I thought lying under oath was an issue?
The 9/11 commission is busy writing its final report, but is still investigating critical facts, including the conduct of U.S. Attorney General John Ashcroft. NBC News has learned that the commission has interviewed two FBI officials who contradict sworn testimony by Ashcroft, about whether he brushed off terrorism warnings in the summer of 2001.You not only "raise serious questions about the Attorney General's truthfulness", Paul, you raise questions of impeachable offenses. Or is lying under oath only an issue when the lie is about something that has nothing to do with one's official duties?
In the critical months before Sept. 11, did Ashcroft dismiss threats of an al-Qaida attack in this country?
At issue is a July 5, 2001, meeting between Ashcroft and acting FBI Director Tom Pickard. That month, the threat of an al-Qaida attack was so high, the White House summoned the FBI and domestic agencies, and warned them to be on alert.
Yet, Pickard testified to the 9/11 commission that when he tried to brief Ashcroft just a week later, on July 12, about the terror threat inside the United States, he got the brush-off.
"Mr. Ashcroft told you that he did not want to hear about this anymore," Democratic commission member Richard Ben-Veniste asked on April 13. "Is that correct?"
"That is correct," Pickard replied.
Testifying under oath the same day, Ashcroft categorically denied the allegation, saying, "I did never speak to him saying that I didn't want to hear about terrorism."
NBC News has learned that commission investigators also tracked down another FBI witness at the meeting that day, Ruben Garcia, head of the Criminal Division at that time. Several sources familiar with the investigation say Garcia confirmed to the commission that Ashcroft did indeed dismiss Pickard's warnings about al-Qaida.

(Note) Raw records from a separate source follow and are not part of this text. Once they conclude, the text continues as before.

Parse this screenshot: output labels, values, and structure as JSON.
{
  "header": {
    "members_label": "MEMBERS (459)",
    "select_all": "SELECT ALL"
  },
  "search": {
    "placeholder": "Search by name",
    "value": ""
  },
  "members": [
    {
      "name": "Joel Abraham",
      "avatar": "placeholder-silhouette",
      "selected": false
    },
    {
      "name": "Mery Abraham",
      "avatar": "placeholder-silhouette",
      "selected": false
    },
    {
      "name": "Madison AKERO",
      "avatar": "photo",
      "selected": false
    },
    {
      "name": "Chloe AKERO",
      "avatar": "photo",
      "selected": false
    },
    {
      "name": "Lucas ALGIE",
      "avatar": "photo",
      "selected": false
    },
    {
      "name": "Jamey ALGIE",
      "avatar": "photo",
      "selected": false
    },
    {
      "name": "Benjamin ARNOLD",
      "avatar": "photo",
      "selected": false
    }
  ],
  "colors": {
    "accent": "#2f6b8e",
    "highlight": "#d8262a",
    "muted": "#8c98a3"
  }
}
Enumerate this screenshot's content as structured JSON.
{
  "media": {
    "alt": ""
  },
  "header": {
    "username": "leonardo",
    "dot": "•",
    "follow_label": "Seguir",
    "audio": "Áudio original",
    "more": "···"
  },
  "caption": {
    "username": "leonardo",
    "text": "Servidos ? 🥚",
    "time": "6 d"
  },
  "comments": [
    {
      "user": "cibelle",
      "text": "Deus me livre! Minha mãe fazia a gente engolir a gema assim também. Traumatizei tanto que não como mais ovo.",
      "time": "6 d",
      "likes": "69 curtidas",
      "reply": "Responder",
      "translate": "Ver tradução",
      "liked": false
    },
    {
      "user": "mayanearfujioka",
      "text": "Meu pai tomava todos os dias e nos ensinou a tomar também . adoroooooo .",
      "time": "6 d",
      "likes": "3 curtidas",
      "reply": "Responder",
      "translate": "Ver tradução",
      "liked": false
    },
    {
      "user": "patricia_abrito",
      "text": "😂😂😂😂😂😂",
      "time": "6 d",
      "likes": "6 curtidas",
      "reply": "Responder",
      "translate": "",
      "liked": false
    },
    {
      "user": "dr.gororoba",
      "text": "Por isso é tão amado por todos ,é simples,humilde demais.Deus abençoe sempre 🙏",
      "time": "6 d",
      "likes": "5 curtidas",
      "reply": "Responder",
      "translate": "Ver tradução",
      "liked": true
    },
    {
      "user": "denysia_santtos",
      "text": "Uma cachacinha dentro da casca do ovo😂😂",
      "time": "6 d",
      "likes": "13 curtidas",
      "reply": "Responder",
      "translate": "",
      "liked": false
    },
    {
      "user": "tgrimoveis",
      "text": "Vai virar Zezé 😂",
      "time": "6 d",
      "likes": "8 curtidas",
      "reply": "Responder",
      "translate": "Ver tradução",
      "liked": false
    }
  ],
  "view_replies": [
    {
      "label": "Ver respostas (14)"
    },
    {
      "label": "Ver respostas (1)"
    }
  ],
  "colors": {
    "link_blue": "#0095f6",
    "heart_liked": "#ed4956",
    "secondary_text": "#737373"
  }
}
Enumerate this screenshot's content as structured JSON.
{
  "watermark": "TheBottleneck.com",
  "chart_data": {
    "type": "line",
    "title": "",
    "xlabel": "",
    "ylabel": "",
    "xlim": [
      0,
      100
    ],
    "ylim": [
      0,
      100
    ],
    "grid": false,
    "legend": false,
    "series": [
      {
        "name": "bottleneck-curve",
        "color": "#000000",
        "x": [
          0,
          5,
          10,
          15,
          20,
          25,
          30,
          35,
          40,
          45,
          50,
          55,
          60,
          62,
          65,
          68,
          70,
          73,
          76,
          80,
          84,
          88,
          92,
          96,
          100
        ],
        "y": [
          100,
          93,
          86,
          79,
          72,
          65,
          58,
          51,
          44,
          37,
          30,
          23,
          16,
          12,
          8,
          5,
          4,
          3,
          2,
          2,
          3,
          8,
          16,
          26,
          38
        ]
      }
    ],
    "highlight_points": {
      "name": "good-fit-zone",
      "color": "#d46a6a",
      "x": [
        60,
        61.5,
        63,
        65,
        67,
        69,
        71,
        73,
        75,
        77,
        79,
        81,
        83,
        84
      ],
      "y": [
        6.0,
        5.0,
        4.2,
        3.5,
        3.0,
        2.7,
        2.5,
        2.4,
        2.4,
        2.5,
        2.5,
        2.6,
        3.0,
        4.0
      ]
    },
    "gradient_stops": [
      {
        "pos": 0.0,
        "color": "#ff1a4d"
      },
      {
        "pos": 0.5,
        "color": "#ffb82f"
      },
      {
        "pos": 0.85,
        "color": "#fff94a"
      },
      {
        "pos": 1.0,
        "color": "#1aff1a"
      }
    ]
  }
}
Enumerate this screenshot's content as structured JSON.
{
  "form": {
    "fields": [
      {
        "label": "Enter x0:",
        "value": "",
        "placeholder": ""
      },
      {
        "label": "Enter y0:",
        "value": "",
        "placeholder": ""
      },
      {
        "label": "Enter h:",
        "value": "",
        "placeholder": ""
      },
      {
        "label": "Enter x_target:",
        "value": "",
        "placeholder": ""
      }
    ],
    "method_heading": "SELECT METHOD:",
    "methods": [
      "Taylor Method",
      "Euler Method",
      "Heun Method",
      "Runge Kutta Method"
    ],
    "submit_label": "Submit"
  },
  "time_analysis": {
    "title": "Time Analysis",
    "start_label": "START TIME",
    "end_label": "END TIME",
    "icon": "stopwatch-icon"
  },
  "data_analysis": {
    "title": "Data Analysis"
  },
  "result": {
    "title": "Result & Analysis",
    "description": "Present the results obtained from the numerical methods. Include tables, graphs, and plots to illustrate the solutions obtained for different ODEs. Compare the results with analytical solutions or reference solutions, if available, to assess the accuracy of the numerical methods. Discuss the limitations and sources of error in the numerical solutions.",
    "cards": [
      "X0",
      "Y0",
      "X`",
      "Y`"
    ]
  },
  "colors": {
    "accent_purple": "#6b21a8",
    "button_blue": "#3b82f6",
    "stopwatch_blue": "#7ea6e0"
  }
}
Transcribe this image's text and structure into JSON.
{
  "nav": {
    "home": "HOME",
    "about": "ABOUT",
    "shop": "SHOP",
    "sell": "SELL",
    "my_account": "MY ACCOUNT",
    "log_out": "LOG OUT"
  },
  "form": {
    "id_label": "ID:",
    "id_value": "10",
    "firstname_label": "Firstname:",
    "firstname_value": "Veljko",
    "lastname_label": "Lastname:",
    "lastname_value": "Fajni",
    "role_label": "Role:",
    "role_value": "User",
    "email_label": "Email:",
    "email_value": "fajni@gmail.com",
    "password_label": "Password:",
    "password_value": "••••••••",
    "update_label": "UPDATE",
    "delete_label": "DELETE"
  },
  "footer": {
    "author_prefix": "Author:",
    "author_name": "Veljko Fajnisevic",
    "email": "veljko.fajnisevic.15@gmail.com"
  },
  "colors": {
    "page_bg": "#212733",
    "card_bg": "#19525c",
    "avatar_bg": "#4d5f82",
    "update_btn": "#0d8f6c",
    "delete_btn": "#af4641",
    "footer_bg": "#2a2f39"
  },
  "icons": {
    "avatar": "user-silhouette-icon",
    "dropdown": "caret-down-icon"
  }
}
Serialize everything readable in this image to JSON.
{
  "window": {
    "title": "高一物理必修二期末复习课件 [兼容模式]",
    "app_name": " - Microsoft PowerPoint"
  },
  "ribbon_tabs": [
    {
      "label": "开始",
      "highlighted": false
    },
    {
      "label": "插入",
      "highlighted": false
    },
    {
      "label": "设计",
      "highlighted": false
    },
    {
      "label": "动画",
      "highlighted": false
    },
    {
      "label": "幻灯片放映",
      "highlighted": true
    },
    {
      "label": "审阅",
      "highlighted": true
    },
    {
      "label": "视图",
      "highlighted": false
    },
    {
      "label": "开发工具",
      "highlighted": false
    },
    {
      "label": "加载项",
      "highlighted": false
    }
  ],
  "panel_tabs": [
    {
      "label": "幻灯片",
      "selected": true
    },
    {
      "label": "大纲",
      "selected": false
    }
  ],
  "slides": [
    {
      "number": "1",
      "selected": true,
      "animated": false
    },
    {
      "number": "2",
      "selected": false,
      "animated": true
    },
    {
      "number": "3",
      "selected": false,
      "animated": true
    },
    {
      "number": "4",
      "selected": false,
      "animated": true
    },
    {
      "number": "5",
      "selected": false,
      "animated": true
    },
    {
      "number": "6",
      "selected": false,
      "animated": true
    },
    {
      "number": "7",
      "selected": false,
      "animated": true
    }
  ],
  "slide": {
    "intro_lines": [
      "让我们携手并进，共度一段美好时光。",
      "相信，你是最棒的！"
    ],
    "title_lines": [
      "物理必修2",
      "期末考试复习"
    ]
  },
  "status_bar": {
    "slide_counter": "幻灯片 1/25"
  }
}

"When you get two people coming forth and basically challenging a sworn statement by the attorney general regarding a critical meeting in the history of the 9/11 event, you raise serious questions about the Attorney General's truthfulness," says Paul Light, a government reform expert and New York University professor.